1. 15
    1. 4

      I loved rustlings as a resource but it needs to be paired with something else (like the rust book). I wish I started it sooner.

    2. 3

      The title totally buries the lede! The real value here is the technique for automatically keeping an implicit history with every build. Definitely something I’ll be adding to my own work flow.

    3. 3

      I am trying to “memefully” learn Rust. The endgoal is to be competent enough to create a Tauri based GUI software.

      For the “memefully” part the goal is to just enjoy the learning process as much as possible. Rust is a hard language, we all know that. So, I plan to write something in Python, then in Nim and then in Rust. Then write a blog about it. I plan to follow the Rust CLI book [0], however I want to do random projects. This weekend’s plan is to write a CLI that takes makes async get requests to a bunch of input URLs.

      [0] https://rust-cli.github.io/book/index.html

      1. 10
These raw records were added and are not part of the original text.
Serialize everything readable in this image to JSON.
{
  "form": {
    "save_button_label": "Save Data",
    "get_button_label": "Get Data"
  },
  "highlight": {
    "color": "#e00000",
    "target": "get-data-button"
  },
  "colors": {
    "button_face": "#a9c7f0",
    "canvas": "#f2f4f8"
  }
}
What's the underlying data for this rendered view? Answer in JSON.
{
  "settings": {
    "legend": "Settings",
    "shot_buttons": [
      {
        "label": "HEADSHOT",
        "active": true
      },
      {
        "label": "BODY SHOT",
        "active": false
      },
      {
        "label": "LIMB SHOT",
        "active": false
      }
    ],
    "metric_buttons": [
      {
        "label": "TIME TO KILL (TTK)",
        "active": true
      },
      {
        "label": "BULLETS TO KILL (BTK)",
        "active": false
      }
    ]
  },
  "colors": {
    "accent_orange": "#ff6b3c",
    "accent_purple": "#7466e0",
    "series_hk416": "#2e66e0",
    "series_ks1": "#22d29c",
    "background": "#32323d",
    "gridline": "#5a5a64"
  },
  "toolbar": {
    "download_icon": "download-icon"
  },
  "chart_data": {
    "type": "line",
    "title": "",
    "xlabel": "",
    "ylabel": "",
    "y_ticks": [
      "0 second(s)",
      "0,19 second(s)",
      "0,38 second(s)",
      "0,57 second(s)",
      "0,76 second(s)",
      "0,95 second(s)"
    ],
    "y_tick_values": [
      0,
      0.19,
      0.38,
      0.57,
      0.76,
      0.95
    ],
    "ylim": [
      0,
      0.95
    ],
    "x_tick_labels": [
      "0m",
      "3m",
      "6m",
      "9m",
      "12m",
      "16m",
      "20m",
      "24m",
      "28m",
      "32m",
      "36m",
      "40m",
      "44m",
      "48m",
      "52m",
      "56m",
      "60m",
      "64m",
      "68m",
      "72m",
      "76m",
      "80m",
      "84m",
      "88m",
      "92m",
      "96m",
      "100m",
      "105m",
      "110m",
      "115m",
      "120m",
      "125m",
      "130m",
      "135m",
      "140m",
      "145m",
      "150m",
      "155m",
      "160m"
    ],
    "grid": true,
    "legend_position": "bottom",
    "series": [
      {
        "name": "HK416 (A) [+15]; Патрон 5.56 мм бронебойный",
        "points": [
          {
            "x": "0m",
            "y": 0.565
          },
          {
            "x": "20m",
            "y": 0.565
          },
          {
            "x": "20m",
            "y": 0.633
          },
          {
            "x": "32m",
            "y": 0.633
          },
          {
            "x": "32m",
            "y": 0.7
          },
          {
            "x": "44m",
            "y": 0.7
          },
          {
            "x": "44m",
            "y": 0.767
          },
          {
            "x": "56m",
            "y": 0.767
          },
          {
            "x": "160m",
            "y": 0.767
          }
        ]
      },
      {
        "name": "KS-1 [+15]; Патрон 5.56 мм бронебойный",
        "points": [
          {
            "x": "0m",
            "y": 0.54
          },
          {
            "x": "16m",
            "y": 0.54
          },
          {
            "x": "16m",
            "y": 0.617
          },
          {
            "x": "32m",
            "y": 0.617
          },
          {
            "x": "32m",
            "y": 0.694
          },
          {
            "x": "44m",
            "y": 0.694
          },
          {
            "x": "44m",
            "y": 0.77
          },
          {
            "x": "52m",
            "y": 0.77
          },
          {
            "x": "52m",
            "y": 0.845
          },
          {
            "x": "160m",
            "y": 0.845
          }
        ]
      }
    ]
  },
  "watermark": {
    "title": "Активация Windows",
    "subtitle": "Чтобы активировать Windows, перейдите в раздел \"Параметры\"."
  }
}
        Rust is a hard language, we all know that. […] This weekend’s plan is to write a CLI that takes makes async get requests to a bunch of input URLs.

        Async causes a significant fraction of the difficulty of Rust. Nicholas Matsakis, long-time leader of Rust’s language design team, admitted last year that

        async Rust feels a bit more like C or C++, where performant and versatile take top rank, and one has to have a lot of experience to know how to avoid sharp edges.

        I recommend considering using ureq instead, especially (but not only) if you still are learning Rust and you see Rust as hard.

        The costs of async are worth paying, if you’re writing an HTTP server that must serve many many clients with minimal overhead. However, for HTTP clients, we believe that the cost is usually not worth paying. The low-cost alternative to async I/O is blocking I/O, which has a different price: it requires an OS thread per concurrent request. However, that price is usually not high: most HTTP clients make requests sequentially, or with low concurrency.

        ureq README

        I concede that this depends on how large your “bunch of input URLs” is.

        1. 2

          Thank you very much for the recommendation. Trying it out now. It looks easier than reqwest.

        2. 2

          I recommend considering using ureq instead

          Or reqwest with the blocking feature flag

          1. 4

            Which just launches a current_thread Tokio runtime, uses it to send a request, then drops it. As far as I know, creating a new Tokio runtime per request isn’t that expensive, but it’s definitely more overhead than ureq.

            1. 2

              I did not know that. Thanks!

      2. 5

        For several years I thought that Rust was too hard and didn’t even attempt it seriously. Then last year I started the Advent of Code 2022 in Python (that I use professionally), and found this masterpiece from Amos: https://fasterthanli.me/series/advent-of-code-2022/part-1

        It was super refreshing as it was showing me how close to Python basic Rust can be, but also with many additional features that make it amazing. I was able to do about the first 13 days in Rust thanks to that series (I was solving it before looking at the solution from Amos). I must say that it was an eye opener to me. I really recommend this series.

        1. 3

          Fasterthanlime and No Boilerplate is the reason I am trying to learn Rust. Thank you very much. Checking the blog posts out.

      3. 2

        Oh hey, I did something very similar to your batch URL requests recently! Here was what I came up with: https://github.com/adamhammes/rust_web_serial/blob/master/src/main.rs#L29-L48

        1. 1

          That is nice. Thank you for sharing. Bookmarked. Now, I have to expand my feature list a bit more and throw JSON deserialization in the mix.

    4. 2

      This is actually a pretty neat technique, very reminiscent of Google’s citc snapshots.

    5. 1

      I’ve also learn rust in the past, unfortunately due to not practical use case, it end up just in my notes